If a claim is ultimately not approved during the pre-claim process, then the final claim for payment will be denied, but the HHA may appeal that determination. If the HHA fails to submit a request for pre-claim review, but the final claim is submitted for payment, then the final claim will be subjected to a pre-payment medical review. In most cases, a beneficiary would not be liable for expenses in a home health claim that has been denied.
After the first three months of the demonstration in each participating state, if the claim is submitted without a pre-claim review and is determined to be payable, it will be paid with a 25 percent reduction of the full claim amount. This payment reduction is not subject to appeal and cannot be recouped from or otherwise charged to the beneficiary.
Protecting Taxpayer Funds
In recent years, CMS has implemented powerful new anti-fraud tools provided by Congress, as well as designed and implemented large-scale, innovative improvements to our Medicare program integrity strategy to shift away from a “pay and chase” approach to focus on preventing fraud. Previous reports from the Office of Inspector General, the Government Accountability Office, and the Medicare Payment Advisory Commission show evidence of fraud and abuse in Medicare’s home health benefit.
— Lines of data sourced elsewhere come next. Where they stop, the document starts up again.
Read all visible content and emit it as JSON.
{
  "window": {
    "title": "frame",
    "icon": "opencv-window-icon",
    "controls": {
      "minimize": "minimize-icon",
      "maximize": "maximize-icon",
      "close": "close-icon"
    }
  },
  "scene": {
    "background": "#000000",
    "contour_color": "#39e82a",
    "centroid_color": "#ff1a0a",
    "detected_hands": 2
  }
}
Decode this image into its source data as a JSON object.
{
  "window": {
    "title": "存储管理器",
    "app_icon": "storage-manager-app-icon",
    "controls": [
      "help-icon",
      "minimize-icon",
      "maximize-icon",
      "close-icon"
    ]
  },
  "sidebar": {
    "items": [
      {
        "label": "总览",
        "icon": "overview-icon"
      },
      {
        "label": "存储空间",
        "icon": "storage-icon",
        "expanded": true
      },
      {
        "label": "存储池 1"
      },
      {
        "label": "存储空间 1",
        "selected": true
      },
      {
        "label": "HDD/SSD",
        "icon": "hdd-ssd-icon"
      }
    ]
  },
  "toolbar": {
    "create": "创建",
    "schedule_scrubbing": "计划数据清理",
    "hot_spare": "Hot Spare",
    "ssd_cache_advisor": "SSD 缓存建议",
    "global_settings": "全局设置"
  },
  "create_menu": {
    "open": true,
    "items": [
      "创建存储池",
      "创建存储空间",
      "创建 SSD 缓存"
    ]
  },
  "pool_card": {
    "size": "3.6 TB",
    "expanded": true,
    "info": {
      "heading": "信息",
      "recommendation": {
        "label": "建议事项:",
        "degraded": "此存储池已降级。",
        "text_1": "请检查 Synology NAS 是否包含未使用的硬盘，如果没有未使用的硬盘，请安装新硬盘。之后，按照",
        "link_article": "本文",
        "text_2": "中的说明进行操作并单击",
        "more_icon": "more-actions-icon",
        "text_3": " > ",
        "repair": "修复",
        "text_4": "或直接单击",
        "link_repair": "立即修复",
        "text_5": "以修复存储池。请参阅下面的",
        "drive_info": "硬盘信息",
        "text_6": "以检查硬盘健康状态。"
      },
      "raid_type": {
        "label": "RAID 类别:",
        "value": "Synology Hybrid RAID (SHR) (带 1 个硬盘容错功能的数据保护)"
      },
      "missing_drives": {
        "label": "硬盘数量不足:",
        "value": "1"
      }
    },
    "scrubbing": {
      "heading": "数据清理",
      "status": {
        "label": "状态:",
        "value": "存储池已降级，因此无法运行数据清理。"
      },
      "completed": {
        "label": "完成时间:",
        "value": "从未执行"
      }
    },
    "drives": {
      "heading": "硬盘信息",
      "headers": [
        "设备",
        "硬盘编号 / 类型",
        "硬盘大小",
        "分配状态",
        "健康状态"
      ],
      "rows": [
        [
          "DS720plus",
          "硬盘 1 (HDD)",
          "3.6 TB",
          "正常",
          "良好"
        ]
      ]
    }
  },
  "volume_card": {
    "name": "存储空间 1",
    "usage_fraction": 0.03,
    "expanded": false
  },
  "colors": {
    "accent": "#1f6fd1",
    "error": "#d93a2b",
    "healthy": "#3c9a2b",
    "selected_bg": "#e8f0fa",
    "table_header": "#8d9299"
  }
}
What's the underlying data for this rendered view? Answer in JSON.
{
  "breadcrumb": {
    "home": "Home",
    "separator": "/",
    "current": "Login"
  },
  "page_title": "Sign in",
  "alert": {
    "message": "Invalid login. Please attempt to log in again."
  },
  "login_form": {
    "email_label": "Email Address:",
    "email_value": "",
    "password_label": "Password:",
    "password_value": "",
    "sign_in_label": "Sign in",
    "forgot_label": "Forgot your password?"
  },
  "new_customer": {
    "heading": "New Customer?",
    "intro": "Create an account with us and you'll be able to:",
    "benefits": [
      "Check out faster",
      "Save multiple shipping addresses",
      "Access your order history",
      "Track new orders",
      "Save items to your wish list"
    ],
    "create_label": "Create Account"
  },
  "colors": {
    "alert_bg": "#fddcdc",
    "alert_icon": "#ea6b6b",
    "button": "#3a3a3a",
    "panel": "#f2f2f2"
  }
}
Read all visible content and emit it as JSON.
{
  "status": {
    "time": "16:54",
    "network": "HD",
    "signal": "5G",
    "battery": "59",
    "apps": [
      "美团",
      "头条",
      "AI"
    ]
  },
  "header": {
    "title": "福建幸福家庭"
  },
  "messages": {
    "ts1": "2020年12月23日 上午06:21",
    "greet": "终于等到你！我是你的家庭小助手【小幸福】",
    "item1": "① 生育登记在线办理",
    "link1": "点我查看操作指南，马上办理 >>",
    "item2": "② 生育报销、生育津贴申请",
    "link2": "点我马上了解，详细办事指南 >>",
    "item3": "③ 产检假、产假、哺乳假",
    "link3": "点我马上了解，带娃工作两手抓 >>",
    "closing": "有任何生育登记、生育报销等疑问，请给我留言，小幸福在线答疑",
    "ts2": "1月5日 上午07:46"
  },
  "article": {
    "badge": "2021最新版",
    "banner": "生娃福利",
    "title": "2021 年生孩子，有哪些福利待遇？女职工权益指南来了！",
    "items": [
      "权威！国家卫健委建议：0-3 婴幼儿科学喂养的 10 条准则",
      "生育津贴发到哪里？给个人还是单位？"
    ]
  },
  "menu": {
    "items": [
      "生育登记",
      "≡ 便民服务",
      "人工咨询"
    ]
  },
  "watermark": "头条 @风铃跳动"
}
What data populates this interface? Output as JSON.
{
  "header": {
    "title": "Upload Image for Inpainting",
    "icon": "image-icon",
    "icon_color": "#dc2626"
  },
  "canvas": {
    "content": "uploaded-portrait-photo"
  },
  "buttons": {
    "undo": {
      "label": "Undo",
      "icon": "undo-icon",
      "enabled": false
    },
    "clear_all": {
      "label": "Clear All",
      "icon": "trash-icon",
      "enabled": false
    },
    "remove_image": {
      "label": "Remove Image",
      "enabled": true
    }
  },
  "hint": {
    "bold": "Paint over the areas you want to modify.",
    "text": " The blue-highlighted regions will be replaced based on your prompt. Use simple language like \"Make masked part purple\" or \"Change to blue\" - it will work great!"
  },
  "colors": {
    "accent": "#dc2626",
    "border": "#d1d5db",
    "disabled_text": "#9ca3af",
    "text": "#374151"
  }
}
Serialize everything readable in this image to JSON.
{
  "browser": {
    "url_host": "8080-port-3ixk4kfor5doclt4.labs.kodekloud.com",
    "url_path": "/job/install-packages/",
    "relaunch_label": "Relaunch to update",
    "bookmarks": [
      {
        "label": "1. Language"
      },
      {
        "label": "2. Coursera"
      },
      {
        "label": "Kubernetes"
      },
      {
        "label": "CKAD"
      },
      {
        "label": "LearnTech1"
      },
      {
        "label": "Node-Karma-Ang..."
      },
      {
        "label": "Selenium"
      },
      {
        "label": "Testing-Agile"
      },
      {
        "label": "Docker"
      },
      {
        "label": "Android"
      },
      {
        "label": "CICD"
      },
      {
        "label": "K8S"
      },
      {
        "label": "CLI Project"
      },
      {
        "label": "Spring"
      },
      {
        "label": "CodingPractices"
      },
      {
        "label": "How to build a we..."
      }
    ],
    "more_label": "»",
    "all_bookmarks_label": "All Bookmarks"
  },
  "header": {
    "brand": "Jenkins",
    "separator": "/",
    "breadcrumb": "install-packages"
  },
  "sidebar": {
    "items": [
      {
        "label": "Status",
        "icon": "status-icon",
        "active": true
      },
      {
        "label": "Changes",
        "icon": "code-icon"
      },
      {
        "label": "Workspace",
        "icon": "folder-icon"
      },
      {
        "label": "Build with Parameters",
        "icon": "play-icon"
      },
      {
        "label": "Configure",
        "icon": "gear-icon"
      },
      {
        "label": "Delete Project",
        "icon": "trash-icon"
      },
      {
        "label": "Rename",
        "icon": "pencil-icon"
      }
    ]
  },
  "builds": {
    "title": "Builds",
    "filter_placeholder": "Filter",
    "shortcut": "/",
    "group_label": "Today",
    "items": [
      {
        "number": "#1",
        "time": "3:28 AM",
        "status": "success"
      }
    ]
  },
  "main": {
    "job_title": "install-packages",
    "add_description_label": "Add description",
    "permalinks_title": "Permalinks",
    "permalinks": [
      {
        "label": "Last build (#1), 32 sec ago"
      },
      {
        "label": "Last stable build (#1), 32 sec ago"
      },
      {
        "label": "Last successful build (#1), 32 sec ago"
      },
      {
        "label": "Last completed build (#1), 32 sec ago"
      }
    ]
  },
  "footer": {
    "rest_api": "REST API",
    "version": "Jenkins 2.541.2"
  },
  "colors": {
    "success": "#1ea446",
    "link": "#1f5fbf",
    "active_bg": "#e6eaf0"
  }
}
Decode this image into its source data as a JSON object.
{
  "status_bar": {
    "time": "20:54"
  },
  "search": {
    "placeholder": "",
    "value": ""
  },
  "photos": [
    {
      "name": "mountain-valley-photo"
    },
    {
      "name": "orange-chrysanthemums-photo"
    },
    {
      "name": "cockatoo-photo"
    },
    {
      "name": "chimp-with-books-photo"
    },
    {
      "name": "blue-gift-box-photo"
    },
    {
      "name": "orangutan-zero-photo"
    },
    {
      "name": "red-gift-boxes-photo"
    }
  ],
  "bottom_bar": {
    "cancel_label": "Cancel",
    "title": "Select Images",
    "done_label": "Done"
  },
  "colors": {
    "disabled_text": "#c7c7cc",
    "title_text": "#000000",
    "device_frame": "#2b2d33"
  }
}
Most of these states have also been identified as high-risk states under the temporary moratoria on home health provider enrollment authorized under the Affordable Care Act.
The pre-claim review process will be an additional and valuable tool in combating improper payments, while ensuring beneficiaries continue to receive certain medically necessary services within their homes in a timely manner. Many other health plans, including Medicare Advantage plans use a similar process for home health services.
Through this demonstration, CMS aims to test the level of resources required for the prevention of fraud instead of engaging in “pay and chase” and to determine the feasibility of performing pre-claim review to prevent payment for services that have high incidences of fraud. We will have robust monitoring in place to make adjustments if needed and maintain prompt beneficiary access to care. This monitoring will include surveying some of the physicians that ordered home health services and some of the home health agencies that provided home health services in the five states during the demonstration. We look forward to feedback and public input as we move forward with the demonstration.
Additional details on the pre-claim review demonstration for home health services can be found at https://www.cms.gov/Research-Statistics-Data-and-Systems/Monitoring-Programs/Medicare-FFS-Compliance-Programs/Overview.html and click on the tab titled, “Pre-Claim Review Initiatives.”
The pre-claim review demonstration for home health services will be discussed on an upcoming Special Open Door Forum call which will be announced on the CMS website http://www.cms.gov/OpenDoorForums/.
Specific questions about the demonstration should be sent to HHPreClaimDemo@cms.hhs.gov. CMS will respond to these questions by posting more “Frequently Asked Questions” at https://www.cms.gov/Research-Statistics-Data-and-Systems/Monitoring-Programs/Medicare-FFS-Compliance-Programs/Overview.html and click on the tab titled, “Pre-Claim Review Initiatives.”